Almost 10,000 migrants trying to cross the Mediterranean have been rescued in recent days. Italy has called for more help from the EU to handle the crisis.
More than 500 people from Africa and the Middle East have died making the perilous crossing since the start of the year. Earlier this week, 400 people were believed to have drowned when their boat capsized.
The 15 Muslim migrants involved in the row with Christians were arrested in the Sicilian city of Palermo and charged with “multiple aggravated murder motivated by religious hate”.
The suspects, who are from the Ivory Coast, Senegal, Mali and Guinea, were among 105 migrants travelling in an inflatable boat that left Libya on Tuesday.

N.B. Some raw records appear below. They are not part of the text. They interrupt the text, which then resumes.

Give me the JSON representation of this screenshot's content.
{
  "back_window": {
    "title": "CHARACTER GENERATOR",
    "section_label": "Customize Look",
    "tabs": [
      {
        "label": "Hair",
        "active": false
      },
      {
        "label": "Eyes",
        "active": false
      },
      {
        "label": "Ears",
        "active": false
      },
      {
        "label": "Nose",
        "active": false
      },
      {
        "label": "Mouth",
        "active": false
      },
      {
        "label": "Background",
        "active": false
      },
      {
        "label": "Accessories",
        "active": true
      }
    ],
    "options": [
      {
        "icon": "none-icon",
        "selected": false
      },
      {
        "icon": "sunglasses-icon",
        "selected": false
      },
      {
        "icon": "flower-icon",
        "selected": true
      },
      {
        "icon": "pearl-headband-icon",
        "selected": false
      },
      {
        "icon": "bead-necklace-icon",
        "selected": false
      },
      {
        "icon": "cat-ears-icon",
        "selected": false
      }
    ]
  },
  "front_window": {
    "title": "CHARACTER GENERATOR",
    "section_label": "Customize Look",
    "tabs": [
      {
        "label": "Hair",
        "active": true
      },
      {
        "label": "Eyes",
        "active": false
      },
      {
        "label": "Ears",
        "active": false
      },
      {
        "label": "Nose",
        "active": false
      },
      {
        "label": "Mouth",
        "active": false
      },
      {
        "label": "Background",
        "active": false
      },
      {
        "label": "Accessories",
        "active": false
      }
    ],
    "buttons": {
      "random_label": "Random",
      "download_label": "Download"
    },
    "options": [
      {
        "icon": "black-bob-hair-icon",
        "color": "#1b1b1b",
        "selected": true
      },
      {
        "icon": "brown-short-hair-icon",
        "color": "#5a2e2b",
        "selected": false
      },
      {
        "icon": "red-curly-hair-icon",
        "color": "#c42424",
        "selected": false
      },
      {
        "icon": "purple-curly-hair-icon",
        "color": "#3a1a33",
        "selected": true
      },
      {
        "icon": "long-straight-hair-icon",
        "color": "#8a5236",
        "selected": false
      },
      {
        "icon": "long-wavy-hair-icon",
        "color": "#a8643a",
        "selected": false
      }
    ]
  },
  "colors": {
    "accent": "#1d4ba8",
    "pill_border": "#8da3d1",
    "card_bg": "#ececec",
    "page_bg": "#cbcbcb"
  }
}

Eyewitnesses told police how the altercation resulted in Christians being thrown overboard, and that some of the survivors had formed human chains to avoid a similar fate.
Also on Thursday, the Italian navy plucked four survivors – a Ghanaian, two Nigerians, and a man from Niger – from the sea. They said their inflatable boat had sunk after leaving Libya with 45 people on board.
The International Organization for Migrants (IOM) says the missing 41 people have drowned.
The four survivors were taken to Sicily along with 600 other migrants trying to make the crossing in various vessels.
‘No silver bullet’
Earlier on Thursday Italian Foreign Minister Paolo Gentiloni said Italy had “not had an adequate response from the EU” about the migrant crisis.
But European Commission spokeswoman Natasha Bertaud said the organisation had no “silver bullet” for the problem.
Last year a record 170,000 people fleeing poverty and conflict in Africa and the Middle East made the perilous crossing to Italy.
With improving weather conditions, the number of people making the crossing of at least 500km (300 miles) has surged. But vessels provided by people smugglers are often underpowered and overcrowded.
€2.8m (£2m) a month goes on Operation Triton, the border control policy that operates off the Italian coast. Monitoring the Mediterranean may not be enough, says commission spokesperson Natasha Bertaud. “We have neither the money nor the political support to launch a European border guard system,” she told reporters.
Triton has proved an inadequate replacement for the Italian military search-and-rescue operation Mare Nostrum, which cost three times as much. That 2013 mission was activated after a similar tragedy, when 300 migrants drowned.
The Italian government has requested more financial help from the EU, but the question is: how much money are the 28 member states willing to invest?
Only 22 of the members are supporting the current system. Others, including the UK, opted out, describing the policy as unintentionally encouraging more migrant attempts to make the crossing.